The language has three main dialects – western Bodo, eastern Bodo and southern Bodo. An interesting feature of the Bodo language is its inherent difficulty to count anything beyond the count of five. Speakers of the language usually switch over to Bengali whenever they have to count something.
Recently UN observed the declining aspects of the ancient language and hence declared it as an endangered language of our country. The main reason why it’s declining in popularity and usage is because of the influx and gradual influence of other languages over it plus the lack of counting ability attached with it.
Hardcore speakers of the language encourage people to get used to counting by using native words from the language so that the language doesn’t become a diluted form of many neighbouring dialects.
The grammatical aspects of the language are quite interesting too. The language has a total of 6 vowels and 16 consonants. High, medium and low tones are used to differentiate between the usage of words in different contexts and situations. Western Bodo is quite popular in Bongaigaon regions.

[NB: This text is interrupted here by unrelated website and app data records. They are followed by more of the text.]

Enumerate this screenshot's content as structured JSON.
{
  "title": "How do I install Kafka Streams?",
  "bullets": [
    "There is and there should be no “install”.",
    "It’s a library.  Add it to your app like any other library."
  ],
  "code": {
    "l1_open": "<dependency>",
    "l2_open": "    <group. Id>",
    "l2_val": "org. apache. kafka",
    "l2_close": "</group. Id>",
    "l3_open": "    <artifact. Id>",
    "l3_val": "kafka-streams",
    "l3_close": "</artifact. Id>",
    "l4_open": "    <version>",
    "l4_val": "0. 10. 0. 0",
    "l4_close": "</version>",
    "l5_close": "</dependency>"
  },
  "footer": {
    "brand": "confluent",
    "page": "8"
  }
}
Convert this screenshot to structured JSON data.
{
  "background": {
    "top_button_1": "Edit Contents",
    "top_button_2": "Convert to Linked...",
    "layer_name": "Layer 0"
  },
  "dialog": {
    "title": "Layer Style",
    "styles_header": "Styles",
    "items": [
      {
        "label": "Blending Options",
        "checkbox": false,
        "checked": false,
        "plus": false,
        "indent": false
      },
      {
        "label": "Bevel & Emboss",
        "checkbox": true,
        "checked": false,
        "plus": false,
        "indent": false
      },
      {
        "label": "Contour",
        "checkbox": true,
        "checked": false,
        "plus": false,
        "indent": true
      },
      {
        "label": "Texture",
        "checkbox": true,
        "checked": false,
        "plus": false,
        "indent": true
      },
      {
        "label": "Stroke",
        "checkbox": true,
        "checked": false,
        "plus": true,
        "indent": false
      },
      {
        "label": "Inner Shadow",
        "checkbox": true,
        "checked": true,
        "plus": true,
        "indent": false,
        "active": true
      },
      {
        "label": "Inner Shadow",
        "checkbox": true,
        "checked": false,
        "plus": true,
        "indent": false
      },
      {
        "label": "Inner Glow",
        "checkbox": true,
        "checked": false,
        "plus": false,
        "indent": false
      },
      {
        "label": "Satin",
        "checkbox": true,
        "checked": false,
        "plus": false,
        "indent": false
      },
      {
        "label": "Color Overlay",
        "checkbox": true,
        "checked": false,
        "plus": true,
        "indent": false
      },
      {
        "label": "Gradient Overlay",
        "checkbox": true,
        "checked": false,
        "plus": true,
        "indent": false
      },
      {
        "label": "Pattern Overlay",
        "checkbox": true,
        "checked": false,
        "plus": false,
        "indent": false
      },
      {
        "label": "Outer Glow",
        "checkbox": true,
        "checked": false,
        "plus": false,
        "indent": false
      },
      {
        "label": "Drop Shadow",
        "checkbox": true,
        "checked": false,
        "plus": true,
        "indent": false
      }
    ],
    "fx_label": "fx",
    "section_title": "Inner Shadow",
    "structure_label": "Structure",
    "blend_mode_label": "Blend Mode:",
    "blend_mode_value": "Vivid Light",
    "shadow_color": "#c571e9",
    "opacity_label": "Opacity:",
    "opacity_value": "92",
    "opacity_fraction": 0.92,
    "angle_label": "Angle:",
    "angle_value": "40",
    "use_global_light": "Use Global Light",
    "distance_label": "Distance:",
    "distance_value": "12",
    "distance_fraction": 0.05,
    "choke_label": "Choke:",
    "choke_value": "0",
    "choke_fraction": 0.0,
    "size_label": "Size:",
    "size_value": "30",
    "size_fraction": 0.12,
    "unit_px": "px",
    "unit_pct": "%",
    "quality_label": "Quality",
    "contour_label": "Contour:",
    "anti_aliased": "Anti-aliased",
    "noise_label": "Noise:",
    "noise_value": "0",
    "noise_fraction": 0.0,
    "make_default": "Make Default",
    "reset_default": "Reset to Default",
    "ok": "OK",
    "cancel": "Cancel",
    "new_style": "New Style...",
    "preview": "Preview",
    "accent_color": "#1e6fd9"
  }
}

Eastern Bodo is spoken in districts like Barpeta and Nalbari. Phonically and lexically the western Bodo and Eastern Bodo are quite different from each other, though there are similarities too. The Western Bodo language has gained acceptance as a much standardised dialect amongst the three dialects. The dialects have clear cut and distinctive differences too.
The government is doing its bit to save the language too. Recently, many universities in Bodo dominated areas have been gifted with a post graduate level course in the language. So, the language is slowing gaining popularity and momentum and the day is not far off when it becomes one of the famous languages to be preserved form ancient pages.

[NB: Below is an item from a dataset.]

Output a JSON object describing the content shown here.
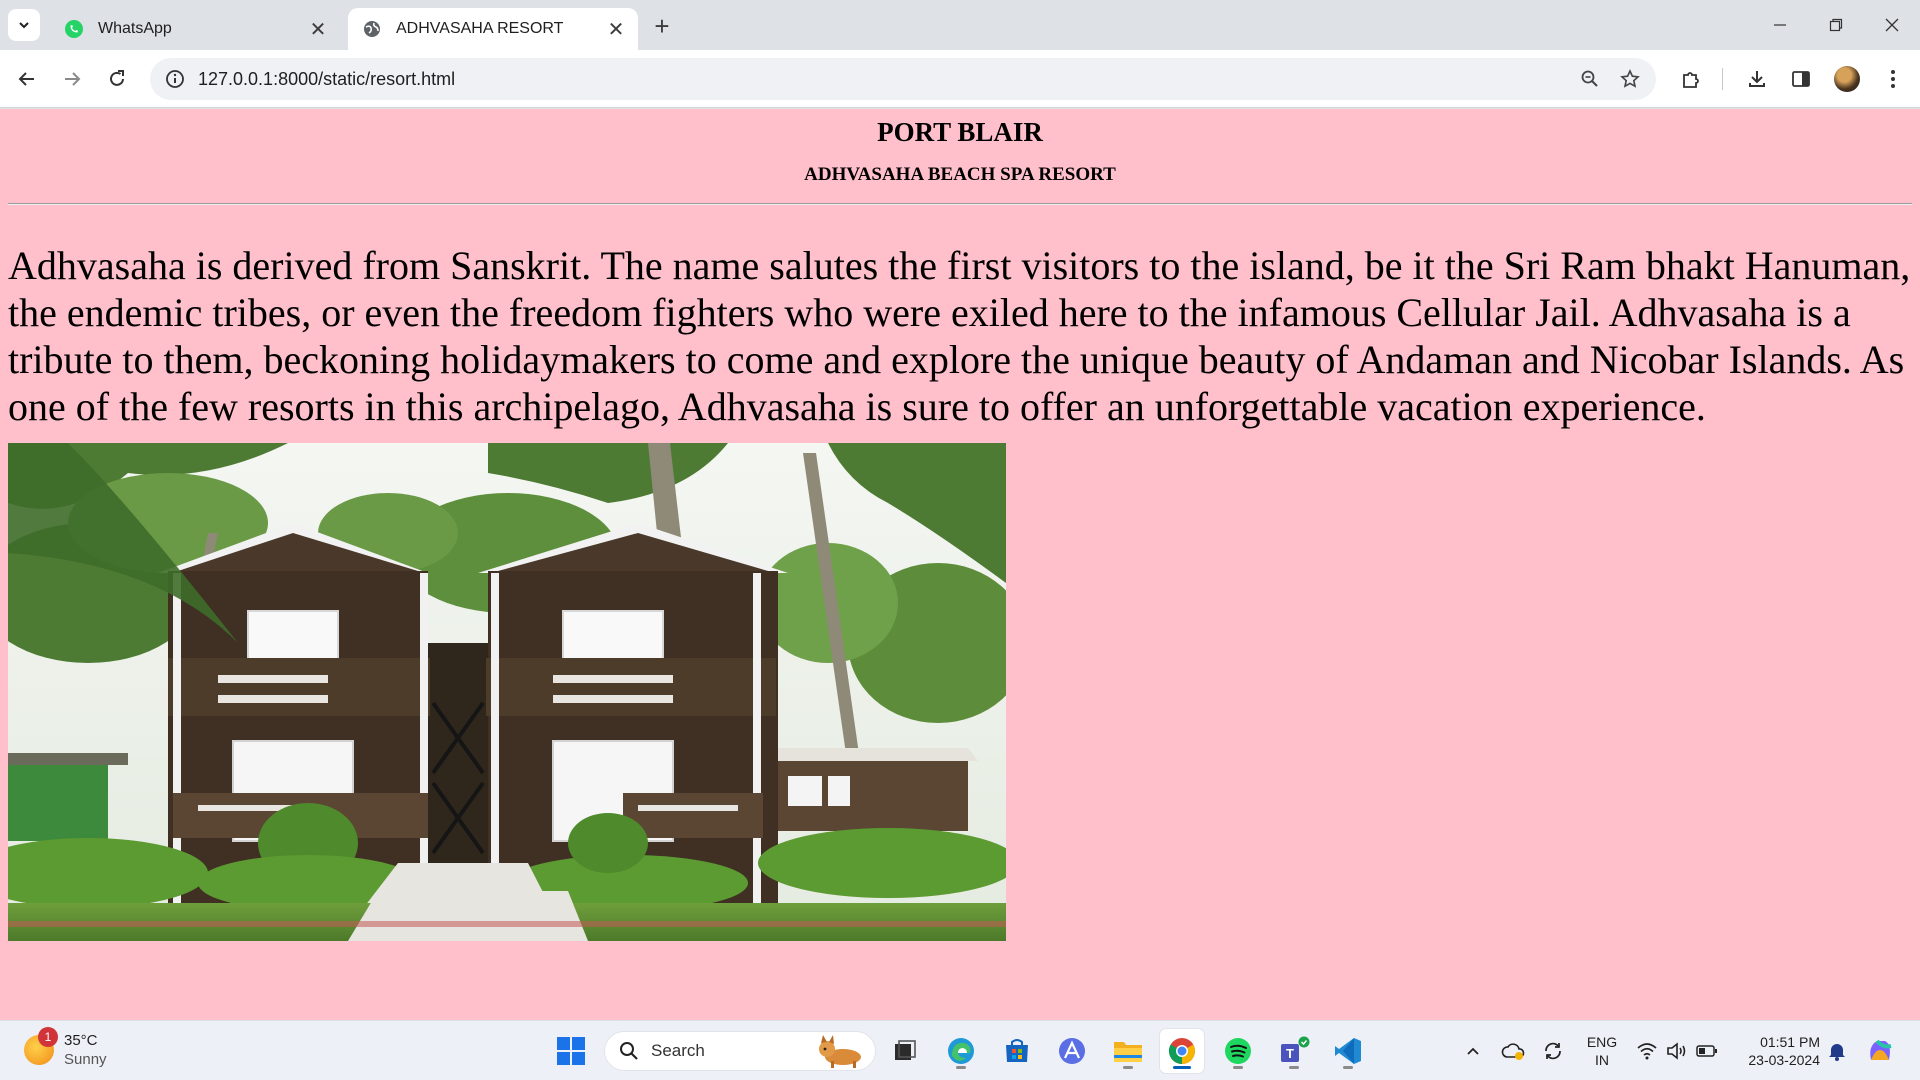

Udalguri district finds a mention on information pages because this region is where the language is spoken exactly in its pure essence without being dilutes with the influence of outside languages. The first popular usage of the language in written form was used as early as 1915. The first magazine Bibar was published after 1924 but in the mixed scripts of Assamese and Bengali along with Bodo itself.
Bodos are linguistic communities who settled in Assam. Kachari is known as the sub tribes of the Bodo communities. They settled near the Brahmaputra River and are known as one of the earliest starters of civilization in the state. They were the first to develop rice and rear silkworms in the region.
Bodos aren’t too religious by nature. They are generally calm and hospitable tribes and do not involve themselves into aggressive and unruly behaviours. They are peace loving tribes and have great respect and reverence for nature. In fact they worship Mother Nature and pray to Earth.
Bodos were cut off from the mainland of the country because they were concentrated in regions that isolated them from getting access to education and everyday necessities and resources of human life. So, for a long time they were entrusted to be economically and educationally backward communities in the state.
The Bhutan low areas had many Bodo inhabitants and the government then decided to work for the rehabilitation of the Bodos. Bodoland thus came into existence and was exclusively created for the Bodos. Kokrajhar town is the major concentration area of the Bodo tribals.
Bodos today have changed their ancient practices and came into accepting Hinduism as their religion. They also follow a language called Bathouism. Dowry and other social practices not acceptable by the society are barred amongst the Bodos as well.